(Page and application data records)

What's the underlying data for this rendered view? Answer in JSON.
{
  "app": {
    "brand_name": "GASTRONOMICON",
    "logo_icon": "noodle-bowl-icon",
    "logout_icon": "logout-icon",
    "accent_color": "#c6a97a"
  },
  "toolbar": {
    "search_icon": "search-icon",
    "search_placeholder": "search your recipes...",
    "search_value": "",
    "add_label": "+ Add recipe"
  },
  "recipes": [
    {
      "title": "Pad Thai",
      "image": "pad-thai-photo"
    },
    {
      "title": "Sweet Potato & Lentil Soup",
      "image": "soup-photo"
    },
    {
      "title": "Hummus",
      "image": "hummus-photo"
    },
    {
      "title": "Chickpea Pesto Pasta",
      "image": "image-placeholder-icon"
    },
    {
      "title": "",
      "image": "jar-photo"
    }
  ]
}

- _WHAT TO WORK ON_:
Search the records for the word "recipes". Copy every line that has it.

- _RESPONSE BOX_:
    "search_placeholder": "search your recipes...",
  "recipes": [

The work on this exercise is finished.